§ GIVEN DATA
-*-

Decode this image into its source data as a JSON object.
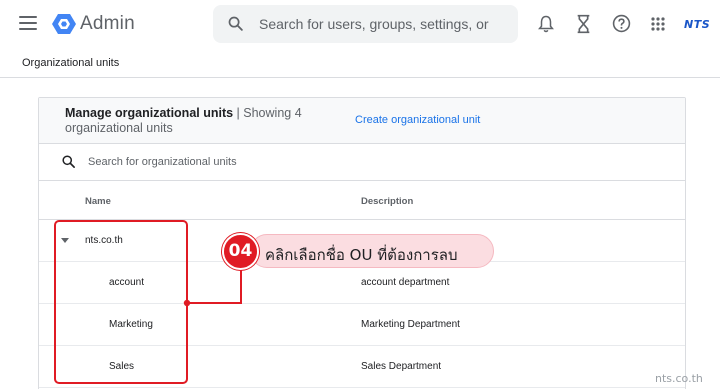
{
  "header": {
    "app_title": "Admin",
    "search_placeholder": "Search for users, groups, settings, or",
    "brand": "NTS"
  },
  "breadcrumb": "Organizational units",
  "card": {
    "title_bold": "Manage organizational units",
    "title_rest": " | Showing 4 organizational units",
    "create_link": "Create organizational unit",
    "search_placeholder": "Search for organizational units",
    "columns": {
      "name": "Name",
      "description": "Description"
    },
    "rows": [
      {
        "name": "nts.co.th",
        "description": "",
        "expanded": true,
        "level": 0
      },
      {
        "name": "account",
        "description": "account department",
        "level": 1
      },
      {
        "name": "Marketing",
        "description": "Marketing Department",
        "level": 1
      },
      {
        "name": "Sales",
        "description": "Sales Department",
        "level": 1
      }
    ]
  },
  "annotation": {
    "step": "04",
    "text": "คลิกเลือกชื่อ OU ที่ต้องการลบ",
    "color": "#e01b24"
  },
  "watermark": "nts.co.th",
  "colors": {
    "accent": "#1a73e8",
    "logo_blue": "#4285f4",
    "highlight_red": "#e01b24"
  },
  "icons": [
    "menu-icon",
    "admin-logo-icon",
    "search-icon",
    "bell-icon",
    "hourglass-icon",
    "help-icon",
    "apps-grid-icon"
  ]
}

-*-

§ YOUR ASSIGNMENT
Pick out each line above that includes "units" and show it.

§ OUTPUT FOR THIS TASK
  "breadcrumb": "Organizational units",
    "title_bold": "Manage organizational units",
    "title_rest": " | Showing 4 organizational units",
    "search_placeholder": "Search for organizational units",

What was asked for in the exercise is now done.